- [What is expected] Locate the string "блок" in the listing below. Copy every line where it is found.

- [Study material]
#####

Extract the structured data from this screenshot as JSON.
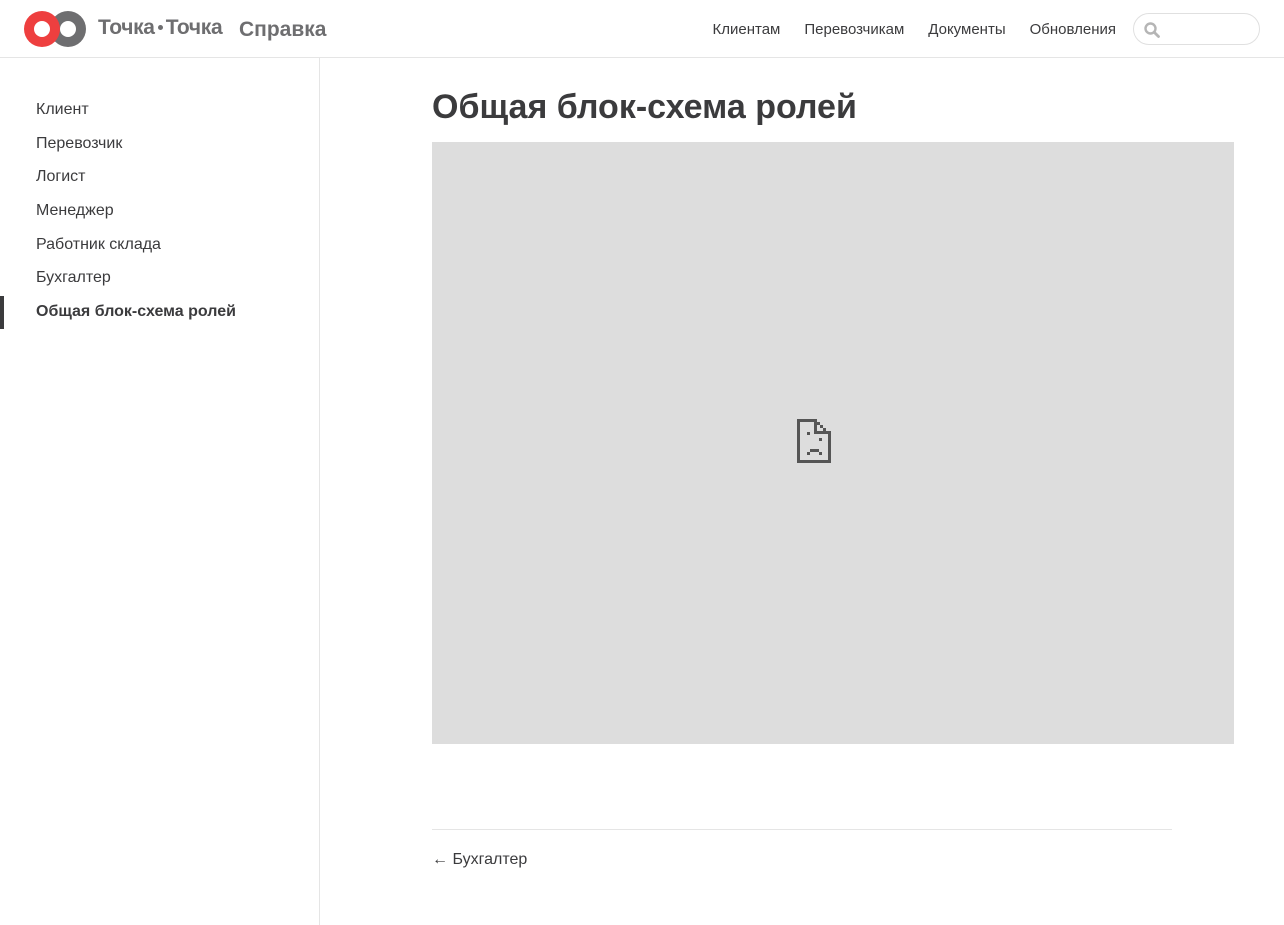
{
  "header": {
    "brand_left": "Точка",
    "brand_right": "Точка",
    "section": "Справка",
    "nav": [
      {
        "label": "Клиентам"
      },
      {
        "label": "Перевозчикам"
      },
      {
        "label": "Документы"
      },
      {
        "label": "Обновления"
      }
    ],
    "search": {
      "value": "",
      "placeholder": "",
      "icon": "search-icon"
    },
    "logo_colors": {
      "left": "#ee3f3f",
      "right": "#6e6e70"
    }
  },
  "sidebar": {
    "items": [
      {
        "label": "Клиент",
        "active": false
      },
      {
        "label": "Перевозчик",
        "active": false
      },
      {
        "label": "Логист",
        "active": false
      },
      {
        "label": "Менеджер",
        "active": false
      },
      {
        "label": "Работник склада",
        "active": false
      },
      {
        "label": "Бухгалтер",
        "active": false
      },
      {
        "label": "Общая блок-схема ролей",
        "active": true
      }
    ]
  },
  "main": {
    "title": "Общая блок-схема ролей",
    "embed": {
      "icon": "broken-document-icon",
      "background": "#dddddd"
    },
    "prev": {
      "arrow": "←",
      "label": "Бухгалтер"
    }
  }
}
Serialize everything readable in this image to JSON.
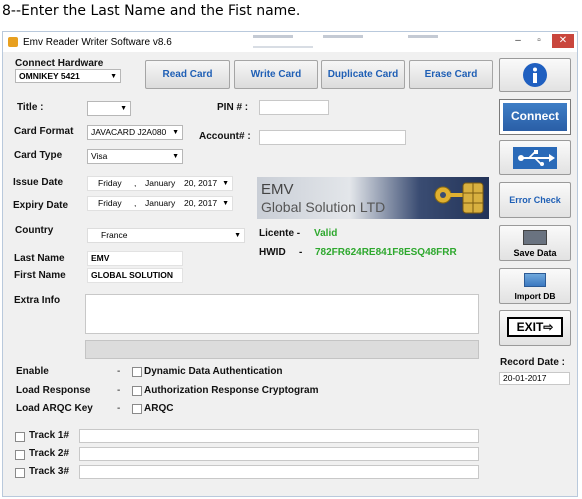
{
  "caption": "8--Enter the Last Name and the Fist name.",
  "window": {
    "title": "Emv Reader Writer Software v8.6"
  },
  "hardware": {
    "label": "Connect Hardware",
    "value": "OMNIKEY 5421"
  },
  "buttons": {
    "read": "Read Card",
    "write": "Write Card",
    "duplicate": "Duplicate Card",
    "erase": "Erase Card"
  },
  "side": {
    "connect": "Connect",
    "error_check": "Error Check",
    "save_data": "Save Data",
    "import_db": "Import DB",
    "exit": "EXIT",
    "record_date_label": "Record Date :",
    "record_date": "20-01-2017"
  },
  "form": {
    "title_label": "Title :",
    "title_value": "",
    "pin_label": "PIN # :",
    "pin_value": "",
    "card_format_label": "Card Format",
    "card_format_value": "JAVACARD J2A080",
    "account_label": "Account# :",
    "account_value": "",
    "card_type_label": "Card Type",
    "card_type_value": "Visa",
    "issue_date_label": "Issue Date",
    "issue_date": {
      "day": "Friday",
      "month": "January",
      "date": "20, 2017"
    },
    "expiry_date_label": "Expiry Date",
    "expiry_date": {
      "day": "Friday",
      "month": "January",
      "date": "20, 2017"
    },
    "country_label": "Country",
    "country_value": "France",
    "last_name_label": "Last Name",
    "last_name_value": "EMV",
    "first_name_label": "First Name",
    "first_name_value": "GLOBAL SOLUTION",
    "extra_info_label": "Extra Info",
    "extra_info_value": ""
  },
  "banner": {
    "line1": "EMV",
    "line2": "Global Solution LTD"
  },
  "licence": {
    "label": "Licente -",
    "status": "Valid",
    "hwid_label": "HWID",
    "hwid_dash": "-",
    "hwid_value": "782FR624RE841F8ESQ48FRR"
  },
  "options": [
    {
      "label": "Enable",
      "dash": "-",
      "text": "Dynamic Data Authentication"
    },
    {
      "label": "Load Response",
      "dash": "-",
      "text": "Authorization Response Cryptogram"
    },
    {
      "label": "Load ARQC Key",
      "dash": "-",
      "text": "ARQC"
    }
  ],
  "tracks": [
    {
      "label": "Track 1#"
    },
    {
      "label": "Track 2#"
    },
    {
      "label": "Track 3#"
    }
  ],
  "colors": {
    "accent": "#1f5fb5",
    "valid": "#2ea82e",
    "connect_bg": "#2f6db5"
  }
}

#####

- [Reply]
        "label": "Общая блок-схема ролей",
    "title": "Общая блок-схема ролей",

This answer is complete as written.